Before Brexit, British nationals, like the rest of the EU., could come and go as they pleased. However, since Brexit, they must now fill in immigration forms, including why they want to relocate to Spain.
In 2022, 10,158 people were given their first residency permit, allowing them to live legally in Spain.
Eurostat, the EU data agency, has published recent research results, including how many Brits moved to Spain in 2022 and their purpose for doing so.
There are four categories to consider.
People may come to study, work, join family members or similar, or “other”. Other includes those who retire to Spain and have no plans to work or study.
The largest group of those who chose to relocate to Spain in 2022 cited ‘other reasons’, with a total of 4,400. This implies that many British citizens still want to move to Spain for their retirement or to enjoy an extended stay without working, possibly through Spain’s non-lucrative visa.
Based on the data, the second-biggest group of British are relocating to reunite with their loved ones already living there. This trend shows that family ties and relationships are integral in enticing the British to move to Spain.

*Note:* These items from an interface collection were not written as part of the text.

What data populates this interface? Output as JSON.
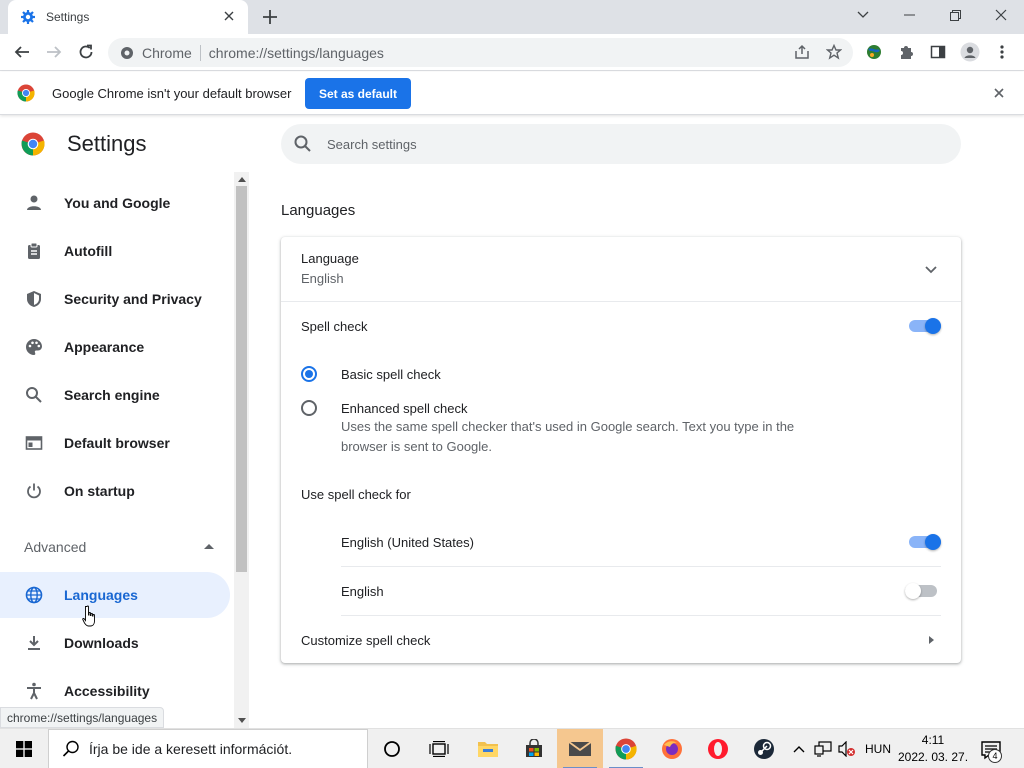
{
  "browser": {
    "tab_title": "Settings",
    "omnibox_site": "Chrome",
    "omnibox_url": "chrome://settings/languages"
  },
  "infobar": {
    "message": "Google Chrome isn't your default browser",
    "button": "Set as default"
  },
  "settings": {
    "title": "Settings",
    "search_placeholder": "Search settings"
  },
  "sidebar": {
    "items": [
      {
        "label": "You and Google",
        "icon": "person-icon"
      },
      {
        "label": "Autofill",
        "icon": "clipboard-icon"
      },
      {
        "label": "Security and Privacy",
        "icon": "shield-icon"
      },
      {
        "label": "Appearance",
        "icon": "palette-icon"
      },
      {
        "label": "Search engine",
        "icon": "search-icon"
      },
      {
        "label": "Default browser",
        "icon": "browser-window-icon"
      },
      {
        "label": "On startup",
        "icon": "power-icon"
      }
    ],
    "advanced_label": "Advanced",
    "advanced_items": [
      {
        "label": "Languages",
        "icon": "globe-icon",
        "active": true
      },
      {
        "label": "Downloads",
        "icon": "download-icon"
      },
      {
        "label": "Accessibility",
        "icon": "accessibility-icon"
      }
    ]
  },
  "main": {
    "section_title": "Languages",
    "language_row": {
      "label": "Language",
      "value": "English"
    },
    "spell_check": {
      "label": "Spell check",
      "enabled": true
    },
    "basic": {
      "label": "Basic spell check",
      "checked": true
    },
    "enhanced": {
      "label": "Enhanced spell check",
      "description": "Uses the same spell checker that's used in Google search. Text you type in the browser is sent to Google.",
      "checked": false
    },
    "use_for_label": "Use spell check for",
    "languages": [
      {
        "label": "English (United States)",
        "enabled": true
      },
      {
        "label": "English",
        "enabled": false
      }
    ],
    "customize_label": "Customize spell check"
  },
  "status_bubble": "chrome://settings/languages",
  "taskbar": {
    "search_placeholder": "Írja be ide a keresett információt.",
    "language": "HUN",
    "time": "4:11",
    "date": "2022. 03. 27.",
    "notification_count": "4"
  },
  "colors": {
    "accent": "#1a73e8",
    "active_nav_bg": "#e8f0fe"
  }
}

The third-largest group came to study. According to the data, 1,811 Brits came to Spain on academic grounds in 2022.
Students can take varied courses such as language classes, degrees, and professional courses. Due to Brexit, studying in Spain has become more difficult for British students. However, Spain and the UK have been cooperating to simplify the situation.

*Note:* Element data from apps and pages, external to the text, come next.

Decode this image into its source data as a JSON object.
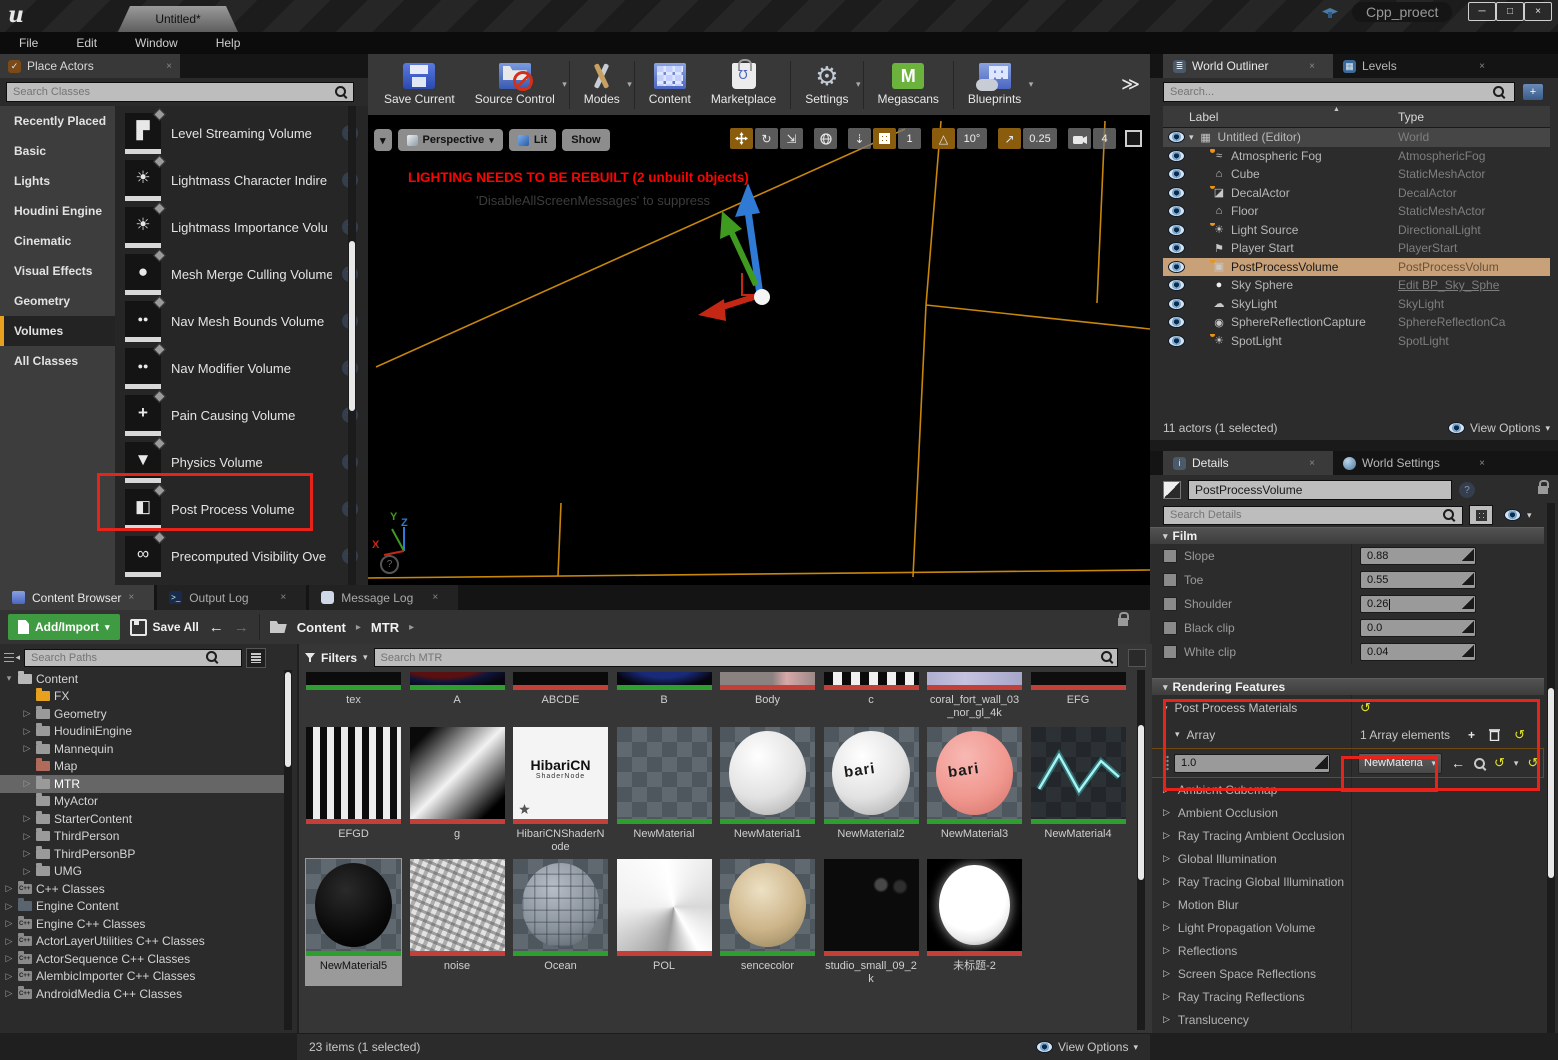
{
  "window": {
    "doc_tab": "Untitled*",
    "project_badge": "Cpp_proect"
  },
  "menu": {
    "items": [
      "File",
      "Edit",
      "Window",
      "Help"
    ]
  },
  "icons_glyphs": {
    "caret_down": "▾",
    "tri_right": "▷",
    "tri_down": "▾",
    "breadcrumb_sep": "▸",
    "back": "←",
    "forward": "→",
    "reset": "↺",
    "add": "+",
    "chevrons": "≫",
    "sort_asc": "▲",
    "question": "?",
    "close": "×",
    "minimize": "─",
    "maximize": "□",
    "levels": "▦",
    "fog": "≈",
    "house": "⌂",
    "decal": "◪",
    "sun": "☀",
    "player_start": "⚑",
    "postprocess": "▣",
    "sphere": "●",
    "cloud": "☁",
    "reflection": "◉",
    "quad": "▛",
    "dots": "●●",
    "plus": "+",
    "weight": "▼",
    "half_square": "◧",
    "infinity": "∞",
    "angle": "△",
    "ne_arrow": "↗",
    "down_arrow": "⇣",
    "rotate": "↻",
    "scale": "⇲",
    "filter_menu": "≡"
  },
  "place_actors": {
    "tab_label": "Place Actors",
    "search_placeholder": "Search Classes",
    "categories": [
      "Recently Placed",
      "Basic",
      "Lights",
      "Houdini Engine",
      "Cinematic",
      "Visual Effects",
      "Geometry",
      "Volumes",
      "All Classes"
    ],
    "items": [
      "Level Streaming Volume",
      "Lightmass Character Indire",
      "Lightmass Importance Volu",
      "Mesh Merge Culling Volume",
      "Nav Mesh Bounds Volume",
      "Nav Modifier Volume",
      "Pain Causing Volume",
      "Physics Volume",
      "Post Process Volume",
      "Precomputed Visibility Ove"
    ]
  },
  "main_toolbar": {
    "buttons": [
      "Save Current",
      "Source Control",
      "Modes",
      "Content",
      "Marketplace",
      "Settings",
      "Megascans",
      "Blueprints"
    ]
  },
  "viewport": {
    "perspective_label": "Perspective",
    "lit_label": "Lit",
    "show_label": "Show",
    "warning_text": "LIGHTING NEEDS TO BE REBUILT (2 unbuilt objects)",
    "suppress_hint": "'DisableAllScreenMessages' to suppress",
    "grid_snap_value": "1",
    "angle_snap_value": "10°",
    "scale_snap_value": "0.25",
    "camera_speed_value": "4",
    "axis_x": "X",
    "axis_y": "Y",
    "axis_z": "Z"
  },
  "outliner": {
    "tab_world_outliner": "World Outliner",
    "tab_levels": "Levels",
    "search_placeholder": "Search...",
    "col_label": "Label",
    "col_type": "Type",
    "rows": [
      {
        "label": "Untitled (Editor)",
        "type": "World",
        "icon": "levels-icon"
      },
      {
        "label": "Atmospheric Fog",
        "type": "AtmosphericFog",
        "icon": "fog-icon"
      },
      {
        "label": "Cube",
        "type": "StaticMeshActor",
        "icon": "house-icon"
      },
      {
        "label": "DecalActor",
        "type": "DecalActor",
        "icon": "decal-icon"
      },
      {
        "label": "Floor",
        "type": "StaticMeshActor",
        "icon": "house-icon"
      },
      {
        "label": "Light Source",
        "type": "DirectionalLight",
        "icon": "sun-icon"
      },
      {
        "label": "Player Start",
        "type": "PlayerStart",
        "icon": "player-start-icon"
      },
      {
        "label": "PostProcessVolume",
        "type": "PostProcessVolum",
        "icon": "postprocess-icon",
        "selected": true
      },
      {
        "label": "Sky Sphere",
        "type": "Edit BP_Sky_Sphe",
        "icon": "sphere-icon",
        "link": true
      },
      {
        "label": "SkyLight",
        "type": "SkyLight",
        "icon": "cloud-icon"
      },
      {
        "label": "SphereReflectionCapture",
        "type": "SphereReflectionCa",
        "icon": "reflection-icon"
      },
      {
        "label": "SpotLight",
        "type": "SpotLight",
        "icon": "sun-icon"
      }
    ],
    "footer_status": "11 actors (1 selected)",
    "view_options_label": "View Options"
  },
  "details": {
    "tab_details": "Details",
    "tab_world_settings": "World Settings",
    "name_value": "PostProcessVolume",
    "search_placeholder": "Search Details",
    "film_section": "Film",
    "film_rows": [
      {
        "label": "Slope",
        "value": "0.88"
      },
      {
        "label": "Toe",
        "value": "0.55"
      },
      {
        "label": "Shoulder",
        "value": "0.26"
      },
      {
        "label": "Black clip",
        "value": "0.0"
      },
      {
        "label": "White clip",
        "value": "0.04"
      }
    ],
    "rendering_features_section": "Rendering Features",
    "post_process_materials_label": "Post Process Materials",
    "array_label": "Array",
    "array_count": "1 Array elements",
    "element_weight": "1.0",
    "element_material": "NewMateria",
    "collapsed_sections": [
      "Ambient Cubemap",
      "Ambient Occlusion",
      "Ray Tracing Ambient Occlusion",
      "Global Illumination",
      "Ray Tracing Global Illumination",
      "Motion Blur",
      "Light Propagation Volume",
      "Reflections",
      "Screen Space Reflections",
      "Ray Tracing Reflections",
      "Translucency"
    ]
  },
  "content_browser": {
    "tabs": [
      "Content Browser",
      "Output Log",
      "Message Log"
    ],
    "add_import_label": "Add/Import",
    "save_all_label": "Save All",
    "breadcrumb_root": "Content",
    "breadcrumb_current": "MTR",
    "search_paths_placeholder": "Search Paths",
    "filters_label": "Filters",
    "search_assets_placeholder": "Search MTR",
    "tree": [
      "Content",
      "FX",
      "Geometry",
      "HoudiniEngine",
      "Mannequin",
      "Map",
      "MTR",
      "MyActor",
      "StarterContent",
      "ThirdPerson",
      "ThirdPersonBP",
      "UMG",
      "C++ Classes",
      "Engine Content",
      "Engine C++ Classes",
      "ActorLayerUtilities C++ Classes",
      "ActorSequence C++ Classes",
      "AlembicImporter C++ Classes",
      "AndroidMedia C++ Classes"
    ],
    "assets": [
      {
        "name": "tex"
      },
      {
        "name": "A"
      },
      {
        "name": "ABCDE"
      },
      {
        "name": "B"
      },
      {
        "name": "Body"
      },
      {
        "name": "c"
      },
      {
        "name": "coral_fort_wall_03_nor_gl_4k"
      },
      {
        "name": "EFG"
      },
      {
        "name": "EFGD"
      },
      {
        "name": "g"
      },
      {
        "name": "HibariCNShaderNode"
      },
      {
        "name": "NewMaterial"
      },
      {
        "name": "NewMaterial1"
      },
      {
        "name": "NewMaterial2"
      },
      {
        "name": "NewMaterial3"
      },
      {
        "name": "NewMaterial4"
      },
      {
        "name": "NewMaterial5"
      },
      {
        "name": "noise"
      },
      {
        "name": "Ocean"
      },
      {
        "name": "POL"
      },
      {
        "name": "sencecolor"
      },
      {
        "name": "studio_small_09_2k"
      },
      {
        "name": "未标题-2"
      }
    ],
    "hibari_thumb_title": "HibariCN",
    "hibari_thumb_sub": "ShaderNode",
    "sphere_overlay_text": "bari",
    "status": "23 items (1 selected)",
    "view_options_label": "View Options"
  },
  "colors": {
    "selection_tan": "#c9a178",
    "annotation_red": "#e8231a",
    "add_import_green": "#3f9b41",
    "megascans_green": "#6cb33e",
    "folder_orange": "#e8a11f",
    "folder_red": "#b26a5a",
    "link_blue": "#6aa7e0",
    "warning_red": "#fb0300",
    "reset_yellow": "#e3e32a",
    "snap_active_orange": "#8a5c0e",
    "wireframe_orange": "#c8860a"
  }
}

In June 2023, the British and Spanish governments reached an agreement to make it easier for UK students to study at Spanish universities. Basically, the deal grants them the same access rights as when the UK was part of the EU.
The deal also applies to the over 70,000 students who attend about 80 British schools in Spain. As a result, more British students may decide to study in Spain in 2023 and beyond.

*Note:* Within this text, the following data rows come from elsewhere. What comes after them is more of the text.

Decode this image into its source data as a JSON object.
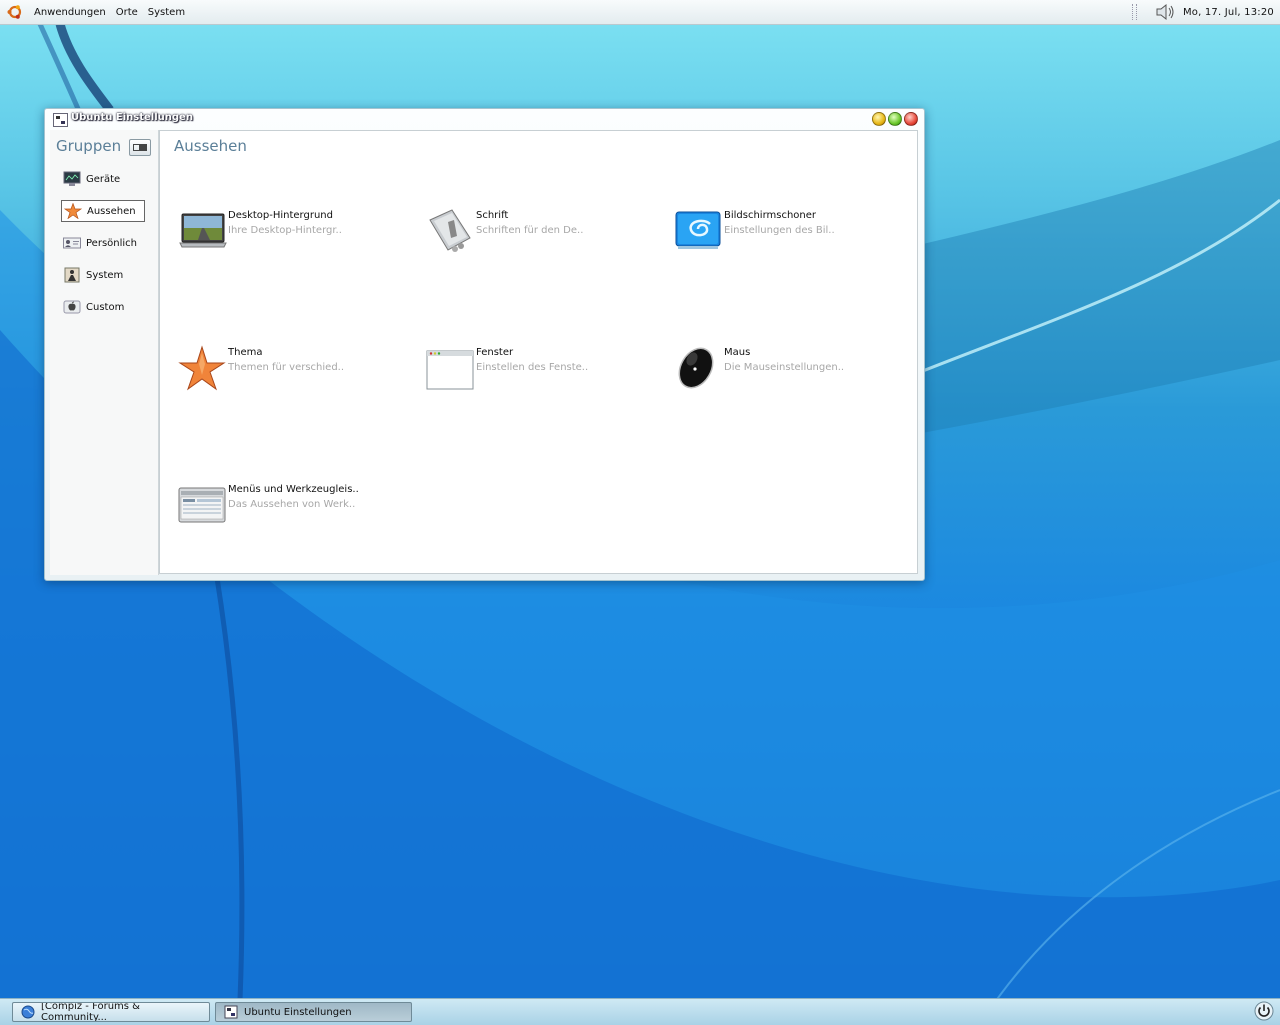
{
  "top_panel": {
    "menus": [
      "Anwendungen",
      "Orte",
      "System"
    ],
    "clock": "Mo, 17. Jul, 13:20",
    "volume_icon": "speaker-icon"
  },
  "window": {
    "title": "Ubuntu Einstellungen",
    "sidebar": {
      "title": "Gruppen",
      "items": [
        {
          "label": "Geräte",
          "icon": "monitor-icon",
          "selected": false
        },
        {
          "label": "Aussehen",
          "icon": "star-icon",
          "selected": true
        },
        {
          "label": "Persönlich",
          "icon": "person-card-icon",
          "selected": false
        },
        {
          "label": "System",
          "icon": "system-icon",
          "selected": false
        },
        {
          "label": "Custom",
          "icon": "apple-icon",
          "selected": false
        }
      ]
    },
    "content": {
      "title": "Aussehen",
      "items": [
        {
          "name": "Desktop-Hintergrund",
          "desc": "Ihre Desktop-Hintergr..",
          "icon": "laptop-wallpaper-icon"
        },
        {
          "name": "Schrift",
          "desc": "Schriften für den De..",
          "icon": "font-icon"
        },
        {
          "name": "Bildschirmschoner",
          "desc": "Einstellungen des Bil..",
          "icon": "screensaver-icon"
        },
        {
          "name": "Thema",
          "desc": "Themen für verschied..",
          "icon": "starfish-icon"
        },
        {
          "name": "Fenster",
          "desc": "Einstellen des Fenste..",
          "icon": "window-icon"
        },
        {
          "name": "Maus",
          "desc": "Die Mauseinstellungen..",
          "icon": "mouse-icon"
        },
        {
          "name": "Menüs und Werkzeugleis..",
          "desc": "Das Aussehen von Werk..",
          "icon": "toolbar-icon"
        }
      ]
    }
  },
  "taskbar": {
    "tasks": [
      {
        "label": "[Compiz - Forums & Community...",
        "icon": "globe-icon",
        "active": false
      },
      {
        "label": "Ubuntu Einstellungen",
        "icon": "window-app-icon",
        "active": true
      }
    ]
  },
  "colors": {
    "accent": "#5b7f98",
    "desc_text": "#a7a7a7"
  }
}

The smallest category was the 955 British people who came to work in Spain. This is unsurprising, as Spain is difficult country to start a business or find work.
Spain has one of the highest unemployment rates in the EU, currently at around 11.6 percent.
A non-EU national must often apply for a position on Spain’s “shortage occupation list” to be considered for work. However, most of these positions are in the maritime and shipping industries, so options are limited.
For other jobs, employers also must declare that there were no suitable Spanish or EU candidates available, which in many cases is highly unlikely.
However, since the beginning of 2023, it has been easier for self-employed Brits or remote workers to move to Spain, thanks to the new Digital Nomad Visa. This means that freelancers or remote workers who earn over a certain amount and have worked for the same employer for more than three months will likely obtain a visa to work in Spain.
Retirees still make up the largest group of people moving to Spain, comparable to before Brexit.
The 2020 and 2021 Eurostat data is likely affected by Covid-19 and travel restrictions. Therefore, the 2022 data gives the first detailed look at why the British relocated.